- _WORK INSTRUCTION_
Among the entries that follow, how many lines contain the string "label"? Write the number alone.
─── RECORDED DATA ───
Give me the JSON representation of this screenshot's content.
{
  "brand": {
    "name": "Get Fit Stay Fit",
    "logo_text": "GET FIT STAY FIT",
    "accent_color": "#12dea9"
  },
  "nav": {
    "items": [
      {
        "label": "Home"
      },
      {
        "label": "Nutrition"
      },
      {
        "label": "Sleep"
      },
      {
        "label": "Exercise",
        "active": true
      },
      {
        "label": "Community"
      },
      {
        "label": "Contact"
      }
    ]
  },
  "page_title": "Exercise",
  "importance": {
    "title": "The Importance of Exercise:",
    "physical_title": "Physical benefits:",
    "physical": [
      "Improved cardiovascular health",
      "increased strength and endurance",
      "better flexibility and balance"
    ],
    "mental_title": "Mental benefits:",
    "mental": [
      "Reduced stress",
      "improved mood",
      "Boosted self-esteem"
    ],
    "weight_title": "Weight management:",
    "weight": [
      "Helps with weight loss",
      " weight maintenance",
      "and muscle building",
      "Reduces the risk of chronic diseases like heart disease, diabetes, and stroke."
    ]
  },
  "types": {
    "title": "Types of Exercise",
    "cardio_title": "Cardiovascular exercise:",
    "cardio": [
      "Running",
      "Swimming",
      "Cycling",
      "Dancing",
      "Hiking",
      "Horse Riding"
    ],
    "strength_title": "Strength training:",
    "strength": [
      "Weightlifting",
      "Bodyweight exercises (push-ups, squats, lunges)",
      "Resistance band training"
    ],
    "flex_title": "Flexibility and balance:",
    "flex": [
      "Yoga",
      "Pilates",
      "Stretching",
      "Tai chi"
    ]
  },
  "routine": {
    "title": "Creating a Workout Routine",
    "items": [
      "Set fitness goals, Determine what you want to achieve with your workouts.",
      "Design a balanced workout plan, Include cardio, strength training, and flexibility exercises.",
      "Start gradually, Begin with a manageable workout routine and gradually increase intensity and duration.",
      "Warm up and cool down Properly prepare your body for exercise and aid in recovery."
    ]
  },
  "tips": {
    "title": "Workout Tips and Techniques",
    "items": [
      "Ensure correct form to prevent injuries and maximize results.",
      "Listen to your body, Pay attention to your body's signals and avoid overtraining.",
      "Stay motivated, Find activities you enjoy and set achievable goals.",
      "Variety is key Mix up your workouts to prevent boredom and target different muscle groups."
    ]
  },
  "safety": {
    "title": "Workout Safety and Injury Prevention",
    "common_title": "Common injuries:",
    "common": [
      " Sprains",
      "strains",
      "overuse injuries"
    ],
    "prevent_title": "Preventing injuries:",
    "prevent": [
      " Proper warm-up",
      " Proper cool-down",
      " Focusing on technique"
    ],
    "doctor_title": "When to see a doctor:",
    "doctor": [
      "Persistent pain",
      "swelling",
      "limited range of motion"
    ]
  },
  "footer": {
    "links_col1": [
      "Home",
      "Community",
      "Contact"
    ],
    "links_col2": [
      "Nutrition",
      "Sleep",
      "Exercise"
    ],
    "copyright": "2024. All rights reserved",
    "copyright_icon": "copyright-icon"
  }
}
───
- _ANSWER SPACE_
6